Tag Archives: kids

Reality Check, Aisle One

Last night was evidently “take your screaming child to Target night,” something I was unaware of when I set out on my journey to distract myself and find things to buy that I didn’t know I needed.

And although I set out to Target as a form of healthy distraction, it ended up being quite a workout. See, I had the unfortunate pleasure of spotting someone I knew in the store and would have preferred not to run into, therefore mandating generic conversation and awkward smiles (even the word “awkward” is awkward, no?)

I’m really not that anti-social, but to be honest, I couldn’t remember her first name for the life of me.

So while I entered the store and began browsing the clothes (sidebar: Is it just me, or do today’s “fashions” suck? I’m not into clothes, but these were ridiculous.) Where was I? While I was browsing the “clothes,” I had my first encounter with aforementioned screaming child. This particular midget was trouncing up and down a row of shirts, randomly pulling them off as she passed—and accenting each successful attempt with a delighted shriek.

I was somehow convinced that my leer towards her mother would jar her back to the sad reality that her child was a monster, but no luck. Mom was oblivious to both her child, the evil eye I was shooting her way and the fact that the clothes she was looking at were hideous.

So I journeyed on to the home department where I can spend endless minutes convincing myself that I need a new drawer organizer or Glade Plug-In just because it looks neat or smells good (this is also my criteria for dating and eating, by the way.)

That’s when I saw her—I say “her,” because I couldn’t remember her name.

Ironically enough, she had her own cart of offspring that were starting to get antsy themselves, whining in a way that would soon escalate into boredom-induced bellows. At any rate, I quickly darted to the next aisle, narrowly missing a run-in that would have my brain racing for her name and my mouth spouting generic “hey you” and other avoidance addresses.

It was like I was a magnet.

I went to the bathroom accessories, she made her way to the bathroom accessories.

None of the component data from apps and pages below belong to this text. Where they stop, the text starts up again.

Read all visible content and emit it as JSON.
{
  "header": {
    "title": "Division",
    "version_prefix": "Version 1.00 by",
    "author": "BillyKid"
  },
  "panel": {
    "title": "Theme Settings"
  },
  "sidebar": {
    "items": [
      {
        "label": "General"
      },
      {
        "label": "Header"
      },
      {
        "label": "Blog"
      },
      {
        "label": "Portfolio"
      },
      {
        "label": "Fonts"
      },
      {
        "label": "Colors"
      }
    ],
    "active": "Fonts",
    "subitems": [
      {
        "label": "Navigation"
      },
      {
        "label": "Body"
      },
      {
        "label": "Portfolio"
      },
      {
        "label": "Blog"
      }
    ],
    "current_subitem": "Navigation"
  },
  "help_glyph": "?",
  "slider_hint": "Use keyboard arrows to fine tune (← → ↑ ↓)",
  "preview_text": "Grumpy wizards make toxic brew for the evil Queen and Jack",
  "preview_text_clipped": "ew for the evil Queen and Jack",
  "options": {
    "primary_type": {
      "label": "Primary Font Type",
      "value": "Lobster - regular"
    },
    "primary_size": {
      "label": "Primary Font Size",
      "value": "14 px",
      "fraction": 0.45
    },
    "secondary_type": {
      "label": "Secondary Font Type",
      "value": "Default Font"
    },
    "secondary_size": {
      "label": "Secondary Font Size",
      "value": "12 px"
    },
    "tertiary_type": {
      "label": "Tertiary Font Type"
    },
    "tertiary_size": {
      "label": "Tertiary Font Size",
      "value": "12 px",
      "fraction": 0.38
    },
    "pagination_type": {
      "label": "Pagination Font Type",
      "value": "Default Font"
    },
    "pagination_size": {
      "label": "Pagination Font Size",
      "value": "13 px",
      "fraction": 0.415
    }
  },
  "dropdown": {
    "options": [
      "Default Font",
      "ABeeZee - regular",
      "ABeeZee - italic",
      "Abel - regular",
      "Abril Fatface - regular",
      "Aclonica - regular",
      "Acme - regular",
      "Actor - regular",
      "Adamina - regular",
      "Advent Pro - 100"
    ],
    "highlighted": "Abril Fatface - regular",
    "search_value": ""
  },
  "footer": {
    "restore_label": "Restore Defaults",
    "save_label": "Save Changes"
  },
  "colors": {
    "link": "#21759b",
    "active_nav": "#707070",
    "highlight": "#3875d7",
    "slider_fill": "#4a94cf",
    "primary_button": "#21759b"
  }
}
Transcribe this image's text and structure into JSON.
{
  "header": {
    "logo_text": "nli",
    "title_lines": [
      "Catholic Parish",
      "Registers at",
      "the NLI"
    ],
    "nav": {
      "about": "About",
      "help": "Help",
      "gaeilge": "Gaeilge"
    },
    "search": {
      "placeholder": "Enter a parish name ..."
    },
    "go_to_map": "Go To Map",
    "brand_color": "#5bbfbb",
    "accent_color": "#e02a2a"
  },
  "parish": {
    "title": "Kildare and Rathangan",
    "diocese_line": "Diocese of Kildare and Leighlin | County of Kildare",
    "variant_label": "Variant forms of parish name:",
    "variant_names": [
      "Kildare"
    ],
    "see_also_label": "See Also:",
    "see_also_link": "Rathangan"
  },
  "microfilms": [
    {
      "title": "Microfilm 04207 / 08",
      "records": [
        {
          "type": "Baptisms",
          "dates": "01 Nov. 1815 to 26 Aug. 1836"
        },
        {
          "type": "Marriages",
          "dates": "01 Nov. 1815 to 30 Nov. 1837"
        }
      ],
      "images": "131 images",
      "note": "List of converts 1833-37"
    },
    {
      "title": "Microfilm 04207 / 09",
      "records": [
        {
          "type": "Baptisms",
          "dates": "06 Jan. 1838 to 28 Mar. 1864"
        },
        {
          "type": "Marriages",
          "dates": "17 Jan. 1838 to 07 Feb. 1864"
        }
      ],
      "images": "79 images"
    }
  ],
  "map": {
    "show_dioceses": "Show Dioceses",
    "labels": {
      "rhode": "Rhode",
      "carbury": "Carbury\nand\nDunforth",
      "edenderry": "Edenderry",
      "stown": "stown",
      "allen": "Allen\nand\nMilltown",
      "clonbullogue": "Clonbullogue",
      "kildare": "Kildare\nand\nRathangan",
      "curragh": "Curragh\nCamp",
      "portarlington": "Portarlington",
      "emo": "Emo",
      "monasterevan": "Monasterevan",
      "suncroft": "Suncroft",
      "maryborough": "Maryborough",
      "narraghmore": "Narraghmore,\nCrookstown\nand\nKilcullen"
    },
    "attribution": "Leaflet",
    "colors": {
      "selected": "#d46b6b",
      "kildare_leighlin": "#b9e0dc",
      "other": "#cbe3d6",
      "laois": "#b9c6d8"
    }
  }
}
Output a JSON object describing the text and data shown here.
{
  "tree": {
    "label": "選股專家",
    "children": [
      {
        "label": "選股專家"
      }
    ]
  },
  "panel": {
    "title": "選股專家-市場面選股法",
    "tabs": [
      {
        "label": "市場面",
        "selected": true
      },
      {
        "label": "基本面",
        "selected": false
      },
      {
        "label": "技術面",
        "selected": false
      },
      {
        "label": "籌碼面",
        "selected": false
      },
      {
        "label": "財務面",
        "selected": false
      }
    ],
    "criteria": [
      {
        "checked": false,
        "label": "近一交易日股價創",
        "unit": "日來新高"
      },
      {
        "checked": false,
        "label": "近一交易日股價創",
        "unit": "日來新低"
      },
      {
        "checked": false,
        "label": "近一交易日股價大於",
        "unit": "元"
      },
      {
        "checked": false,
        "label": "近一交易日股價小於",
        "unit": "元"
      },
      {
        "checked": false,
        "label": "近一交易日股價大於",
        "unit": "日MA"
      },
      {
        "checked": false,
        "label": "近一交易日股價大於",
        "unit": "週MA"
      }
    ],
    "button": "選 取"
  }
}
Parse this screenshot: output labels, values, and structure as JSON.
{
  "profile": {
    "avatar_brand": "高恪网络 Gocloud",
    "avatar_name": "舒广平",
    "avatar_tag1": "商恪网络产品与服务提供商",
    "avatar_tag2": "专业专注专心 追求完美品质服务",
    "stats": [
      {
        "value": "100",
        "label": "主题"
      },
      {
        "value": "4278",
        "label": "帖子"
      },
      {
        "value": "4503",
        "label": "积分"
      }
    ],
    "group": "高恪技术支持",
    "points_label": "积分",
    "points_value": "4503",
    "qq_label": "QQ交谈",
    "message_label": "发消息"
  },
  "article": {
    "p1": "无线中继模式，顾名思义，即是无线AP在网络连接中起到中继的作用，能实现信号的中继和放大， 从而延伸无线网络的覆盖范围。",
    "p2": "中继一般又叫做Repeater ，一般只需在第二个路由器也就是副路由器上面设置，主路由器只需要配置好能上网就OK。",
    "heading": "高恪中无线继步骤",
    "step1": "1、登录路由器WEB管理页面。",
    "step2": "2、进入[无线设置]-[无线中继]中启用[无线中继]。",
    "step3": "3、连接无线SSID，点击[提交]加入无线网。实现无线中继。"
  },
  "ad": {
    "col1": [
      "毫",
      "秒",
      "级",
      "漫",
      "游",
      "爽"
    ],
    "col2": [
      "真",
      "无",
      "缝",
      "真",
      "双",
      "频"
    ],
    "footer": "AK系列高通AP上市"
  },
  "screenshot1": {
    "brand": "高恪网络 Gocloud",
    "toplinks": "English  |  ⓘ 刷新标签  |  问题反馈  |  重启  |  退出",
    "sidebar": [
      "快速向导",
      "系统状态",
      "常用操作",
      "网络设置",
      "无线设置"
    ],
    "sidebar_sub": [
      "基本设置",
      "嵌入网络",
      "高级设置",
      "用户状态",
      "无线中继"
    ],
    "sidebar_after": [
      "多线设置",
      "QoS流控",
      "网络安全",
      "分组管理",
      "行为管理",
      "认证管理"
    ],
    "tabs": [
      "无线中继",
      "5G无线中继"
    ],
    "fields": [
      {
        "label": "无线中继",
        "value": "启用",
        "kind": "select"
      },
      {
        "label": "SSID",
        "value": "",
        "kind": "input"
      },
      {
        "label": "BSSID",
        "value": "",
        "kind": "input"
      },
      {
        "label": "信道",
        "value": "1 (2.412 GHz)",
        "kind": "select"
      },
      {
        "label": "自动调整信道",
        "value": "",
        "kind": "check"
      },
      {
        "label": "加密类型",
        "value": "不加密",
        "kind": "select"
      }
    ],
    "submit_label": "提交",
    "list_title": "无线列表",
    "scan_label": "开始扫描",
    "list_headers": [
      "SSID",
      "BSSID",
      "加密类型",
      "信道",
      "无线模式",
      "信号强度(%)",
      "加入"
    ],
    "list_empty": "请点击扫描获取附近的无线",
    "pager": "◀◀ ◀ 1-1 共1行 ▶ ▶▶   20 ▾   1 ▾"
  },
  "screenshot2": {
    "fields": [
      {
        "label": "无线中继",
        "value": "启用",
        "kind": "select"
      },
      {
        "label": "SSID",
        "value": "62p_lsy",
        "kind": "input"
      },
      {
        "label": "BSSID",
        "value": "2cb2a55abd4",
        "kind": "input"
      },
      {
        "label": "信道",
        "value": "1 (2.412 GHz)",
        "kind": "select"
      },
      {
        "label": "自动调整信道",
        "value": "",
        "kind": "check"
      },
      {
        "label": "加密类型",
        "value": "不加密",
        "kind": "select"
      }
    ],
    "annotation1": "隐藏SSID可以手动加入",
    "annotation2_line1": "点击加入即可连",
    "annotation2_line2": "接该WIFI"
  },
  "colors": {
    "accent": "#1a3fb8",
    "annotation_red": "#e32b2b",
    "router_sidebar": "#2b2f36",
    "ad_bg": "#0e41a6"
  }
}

I scampered over to the kitchen appliances like a maniac, she calmly wheeled her brood over to the kitchen appliances. An encounter seemed inevitable, and my brain was still searching for her damn name.

It was like my brain was an anti-magnet for recollection and sanity.

So I hiked it over to the Halloween section and was greeted by not scary costumes, but scary children screeching about what they wanted to dress up as. Right then. Not at Halloween, but right there in the aisle. Harried parents were looking longingly at the prop weapons while their children ran around with pumpkin buckets on their heads.

OK. Maybe I was looking longingly at the prop weapons.

Soon enough the nameless wonder made her way towards the costumes, inciting a minor riot from the two kids in her cart. I quickly made my escape around the back and through the candy aisle—there might have been a slight diversion here—and found myself free from the ties that would bind me to social etiquette.

I grabbed my big purchase for the evening—no fun foods, cute clothes or much-needed make-up, but rather hair mousse for the few strands I have left—and breathed a sigh of relief as I made my way to the register.

My eyes scanned the scene, still on the lookout for the nameless wonder—confirmation was still negative. So I moved up to pay for my mousse and made small talk with the cashier, dropping a couple sarcastic remarks about the plethora of screaming children that were seemingly invading our precious Target on that Friday night.

She remarked that a little girl had come through her lane earlier and said nothing, just stared at her, and then proceeded to start screaming at the top of her lungs until the mother put the princess crown from the cart on her head.

I suggested the cashier keep one behind the counter to plop on the heads of subsequent screaming children (and possibly adults,) and she laughed. It was at that time I looked down at her name tag—Marie.

Yes my friends, the same name as the person I had worked so hard to avoid throughout my journey.

It was like a weight had been lifted off my bony shoulders at that moment of recognition. In fact, it felt so great I was tempted to journey back into the store and leisurely make my way through the aisles, no longer afraid of an amnesic encounter.

As a child’s size shoe zoomed past my head and a mother’s pleading warning to said footwear hurler cut through my fantasy, I grabbed my mousse and headed home.

Reality check, aisle one.

I know, I’m wild and crazy going to Target on a Friday night. How did you spend yours? Anything you go to Target for specifically, or do you randomly roam like I do?